Inuit Tapiriit Kanatami (ITK) launched Qanuippitaa? a national Inuit health survey that will include Inuit of all ages from every community in Inuit Nunangat, while holding its annual general meeting in Rankin Inlet on Sept. 11 and 12.
Qanuippitaa? echoes the names of the health surveys that operated in Nunavik in 2004 and 2017 and in the Inuvialuit Settlement Region, Nunavut and Nunatsiavut in 2007-2008, with the logo containing four distinct elements to reflect the collaboration between the four Inuit regions.
Qanuippitaa? is the only health survey controlled and led by Inuit, stated information from the ITK.
It’s being developed and carried out in partnership with the four Inuit regional organizations, Inuvialuit Regional Corp., Nunavut Tunngavik Inc., Makivik Corp. Nunatsiavut Government, Inuit Circumpolar Council Canada, Pauktuutit Inuit Women of Canada and the National Inuit Youth Council.
The Government of the Northwest Territories, Government of Nunavut, Nunavik Regional Board of Health and Social Services, and Labrador Grenfell Health are also survey partners.
Qanuippitaa? is a permanent health survey, with federal funding being announced in 2018 of $82 million over 10 years, with $6 million a year ongoing.
Data collection is expected to begin in 2021 and take place every five years.
Another goal of this project is to provide Inuit with training and resources to conduct their own surveys on an ongoing basis to help ensure Inuit have greater control over research.
It will also provide survey- and research-related expertise and jobs that will stay in Inuit communities.
ITK president Natan Obed said Inuit are going to own the data produced by the project, and make the decisions on how the survey takes place, how the data is summarized and how it’s communicated back to Inuit communities.
He said in the past, Inuit have often had to partner with southern-based academic institutions and go through southern-based processes to find out about their own health – but this Inuit-led initiative will, hopefully, lead to greater capacity for Inuit in working with academia and owning and controlling their own research interests.
“I’ve spent my career as someone who works on behalf of Inuit, and often the way in which we make headway with the federal government, provinces and territories is by using information (data),” said Obed.
“Often the data is collected by the federal government or independent researchers and gets summarized through their lens, and then we’d have to use that information to talk about the Inuit condition – whether it’s the rate of cancer or our mental health – so we’ve often relied on other institutions to be able to tell our story.
“For me, personally, to be a part of creating a sustainable national Inuit health survey where we can rely on the summary data that comes out about our physical health, mental health, contaminants, diet and food security – and to know we’ve worked together across the four Inuit regions to come-up with the questions, then do the surveys in the language of choice to the Inuit who are participating, and then to be able to have control of that data and summarize it – gives me a huge hope that we are going to be able to talk more definitively about our social conditions than we ever have been before.
“That will allow us to work on policy change in a much more specific way, because it gives us more information we can rely on when we go to whoever we need to advocate or partner with to be able to improve conditions for Inuit.”
Obed said the survey is a large undertaking and the partners have taken a cautious approach.
He said the established working group has gone through a whole host of different scenarios on when they want to do the national project.
“2021 was a cautious marker right from the beginning.
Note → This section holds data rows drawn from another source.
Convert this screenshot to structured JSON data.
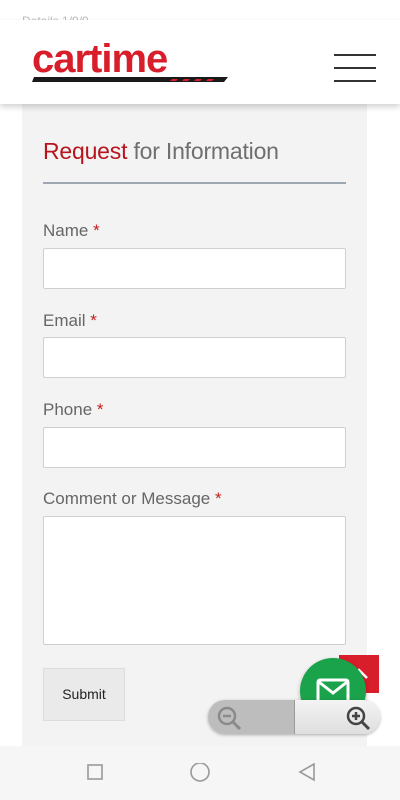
{
  "status_bar": {
    "time": "Details 1/9/9"
  },
  "header": {
    "logo_text": "cartime"
  },
  "form": {
    "title_accent": "Request",
    "title_rest": " for Information",
    "required_mark": "*",
    "fields": [
      {
        "label": "Name",
        "value": ""
      },
      {
        "label": "Email",
        "value": ""
      },
      {
        "label": "Phone",
        "value": ""
      },
      {
        "label": "Comment or Message",
        "value": ""
      }
    ],
    "submit_label": "Submit"
  },
  "colors": {
    "brand_red": "#d71e2a",
    "chat_green": "#1aa34a"
  },
  "icons": {
    "menu": "hamburger-menu-icon",
    "scroll_top": "chevron-up-icon",
    "chat": "envelope-icon",
    "zoom_out": "zoom-out-icon",
    "zoom_in": "zoom-in-icon",
    "nav": [
      "square-recents-icon",
      "circle-home-icon",
      "triangle-back-icon"
    ]
  }
}
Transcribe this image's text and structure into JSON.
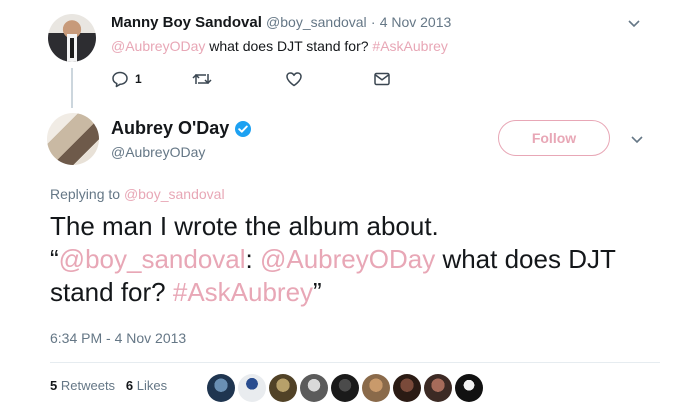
{
  "parent": {
    "name": "Manny Boy Sandoval",
    "handle": "@boy_sandoval",
    "separator": "·",
    "date": "4 Nov 2013",
    "mention": "@AubreyODay",
    "text": " what does DJT stand for? ",
    "hashtag": "#AskAubrey",
    "reply_count": "1",
    "icons": [
      "reply-icon",
      "retweet-icon",
      "like-icon",
      "message-icon"
    ]
  },
  "tweet": {
    "name": "Aubrey O'Day",
    "handle": "@AubreyODay",
    "follow_label": "Follow",
    "replying_prefix": "Replying to",
    "replying_handle": "@boy_sandoval",
    "line1": "The man I wrote the album about.",
    "quote_open": "“",
    "quote_mention1": "@boy_sandoval",
    "quote_colon": ": ",
    "quote_mention2": "@AubreyODay",
    "quote_text": " what does DJT stand for? ",
    "quote_hashtag": "#AskAubrey",
    "quote_close": "”",
    "timestamp": "6:34 PM - 4 Nov 2013"
  },
  "stats": {
    "retweets_count": "5",
    "retweets_label": "Retweets",
    "likes_count": "6",
    "likes_label": "Likes"
  },
  "colors": {
    "link": "#e8a7b6",
    "verified": "#1da1f2",
    "muted": "#657786"
  }
}
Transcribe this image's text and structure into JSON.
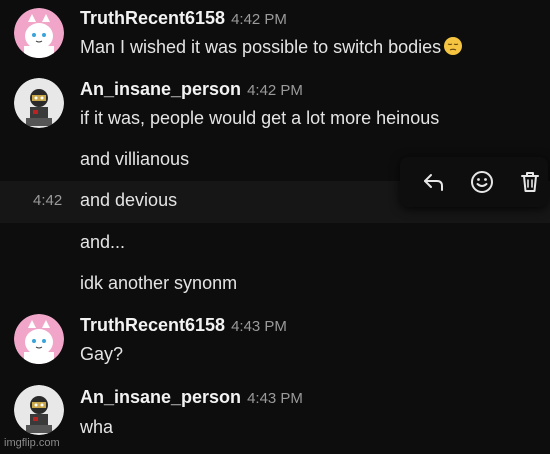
{
  "messages": [
    {
      "username": "TruthRecent6158",
      "time": "4:42 PM",
      "text": "Man I wished it was possible to switch bodies",
      "emoji": "pensive-face-icon"
    },
    {
      "username": "An_insane_person",
      "time": "4:42 PM",
      "lines": [
        "if it was, people would get a lot more heinous",
        "and villianous",
        "and devious",
        "and...",
        "idk another synonm"
      ],
      "hovered_line_time": "4:42"
    },
    {
      "username": "TruthRecent6158",
      "time": "4:43 PM",
      "text": "Gay?"
    },
    {
      "username": "An_insane_person",
      "time": "4:43 PM",
      "text": "wha"
    }
  ],
  "action_bar": {
    "icons": [
      "reply-icon",
      "add-reaction-icon",
      "delete-icon"
    ]
  },
  "colors": {
    "background": "#0d0d0d",
    "avatar_pink": "#f1a6c9",
    "avatar_white": "#e8e8e8"
  },
  "watermark": "imgflip.com"
}
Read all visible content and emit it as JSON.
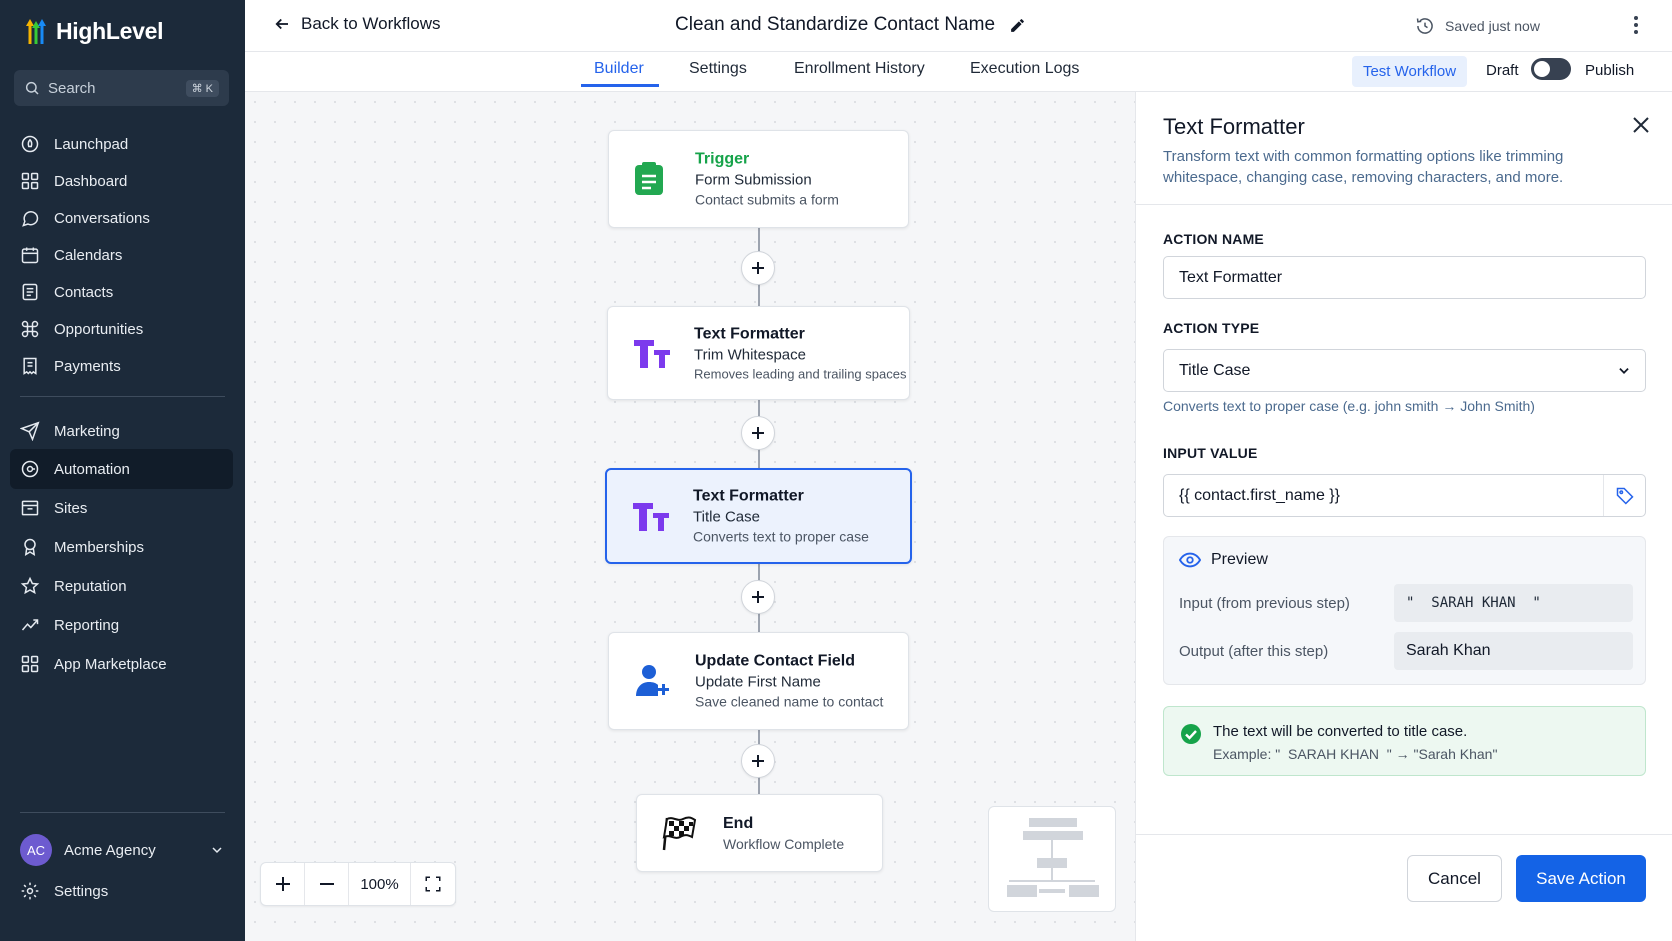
{
  "app": {
    "name": "HighLevel"
  },
  "search": {
    "placeholder": "Search",
    "shortcut": "⌘ K"
  },
  "sidebar": {
    "items": [
      {
        "label": "Launchpad",
        "icon": "launchpad-icon"
      },
      {
        "label": "Dashboard",
        "icon": "dashboard-icon"
      },
      {
        "label": "Conversations",
        "icon": "chat-icon"
      },
      {
        "label": "Calendars",
        "icon": "calendar-icon"
      },
      {
        "label": "Contacts",
        "icon": "contacts-icon"
      },
      {
        "label": "Opportunities",
        "icon": "opportunities-icon"
      },
      {
        "label": "Payments",
        "icon": "receipt-icon"
      },
      {
        "label": "Marketing",
        "icon": "send-icon"
      },
      {
        "label": "Automation",
        "icon": "automation-icon"
      },
      {
        "label": "Sites",
        "icon": "sites-icon"
      },
      {
        "label": "Memberships",
        "icon": "membership-icon"
      },
      {
        "label": "Reputation",
        "icon": "star-icon"
      },
      {
        "label": "Reporting",
        "icon": "chart-line-icon"
      },
      {
        "label": "App Marketplace",
        "icon": "apps-grid-icon"
      }
    ],
    "active": "Automation",
    "account": {
      "initials": "AC",
      "name": "Acme Agency"
    },
    "settings_label": "Settings"
  },
  "header": {
    "back_label": "Back to Workflows",
    "workflow_title": "Clean and Standardize Contact Name",
    "saved_status": "Saved just now"
  },
  "tabs": [
    {
      "label": "Builder",
      "active": true
    },
    {
      "label": "Settings",
      "active": false
    },
    {
      "label": "Enrollment History",
      "active": false
    },
    {
      "label": "Execution Logs",
      "active": false
    }
  ],
  "actions": {
    "test_label": "Test Workflow",
    "draft_label": "Draft",
    "publish_label": "Publish",
    "publish_toggle_on": false
  },
  "workflow": {
    "nodes": [
      {
        "label": "Trigger",
        "title": "Form Submission",
        "desc": "Contact submits a form",
        "icon": "form-icon"
      },
      {
        "label": "Text Formatter",
        "title": "Trim Whitespace",
        "desc": "Removes leading and trailing spaces",
        "icon": "text-format-icon"
      },
      {
        "label": "Text Formatter",
        "title": "Title Case",
        "desc": "Converts text to proper case",
        "icon": "text-format-icon",
        "selected": true
      },
      {
        "label": "Update Contact Field",
        "title": "Update First Name",
        "desc": "Save cleaned name to contact",
        "icon": "user-add-icon"
      },
      {
        "label": "End",
        "title": "Workflow Complete",
        "icon": "finish-flag-icon"
      }
    ],
    "zoom": "100%"
  },
  "panel": {
    "title": "Text Formatter",
    "description": "Transform text with common formatting options like trimming whitespace, changing case, removing characters, and more.",
    "action_name_label": "ACTION NAME",
    "action_name_value": "Text Formatter",
    "action_type_label": "ACTION TYPE",
    "action_type_value": "Title Case",
    "action_type_help": "Converts text to proper case (e.g. john smith → John Smith)",
    "input_value_label": "INPUT VALUE",
    "input_value": "{{ contact.first_name }}",
    "preview": {
      "title": "Preview",
      "input_label": "Input (from previous step)",
      "input_value": "\"  SARAH KHAN  \"",
      "output_label": "Output (after this step)",
      "output_value": "Sarah Khan"
    },
    "alert": {
      "line1": "The text will be converted to title case.",
      "line2": "Example: \"  SARAH KHAN  \" → \"Sarah Khan\""
    },
    "cancel_label": "Cancel",
    "save_label": "Save Action"
  },
  "colors": {
    "sidebar_bg": "#1c2a3a",
    "accent": "#2563eb",
    "success": "#16a34a",
    "brand_purple": "#7c3aed"
  }
}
We got the money in 2018 so, for a lot of people, waiting three years to start a survey might be too long.
“But, for us, we had to start this from scratch and we want to do this right.
“In 2007/2008, the International Polar Year health survey went to three different regions. There have been two iterations of a Nunavik survey and the name Qanuippitaa? comes from that particular survey – so we have some expertise and some experience in all the different challenges and barriers to undertaking these surveys.
“We’re structuring this survey in a way that will give us the best possible success, and we’re partnering with public governments to ensure the data that we’re trying to collect is something that is a shared hope of both government and Inuit.”
Obed said ITK wants the survey data to be utilized by governments and respected by all, including academics.
He said they’re very cognizant of the sample size and all the different methodology they’re going to undertake to ensure the health survey data and summary data are both defensible and respected.
“In the previous iterations of the survey, especially the International Polar Year survey, the random sample size was about 15 to 18 per cent of the Inuit adult population over 18.
“Because we’re hoping to have this survey span the entirety of the Inuit population, we have other considerations, especially around consent and how to identify possible participants because there’s ethical concerns in using land claim enrollment lists in some regions because of the limitations on what Inuit have said the lists can be used for.
“So, we have a number of challenges to work through on how to get a random sample size of an Inuit population within each one of our 51 communities, but we’re sure we can get to an amicable solution through all this.
“We will ensure the proper ethics and respect for Inuit and privacy are paramount throughout the undertaking of this exercise.”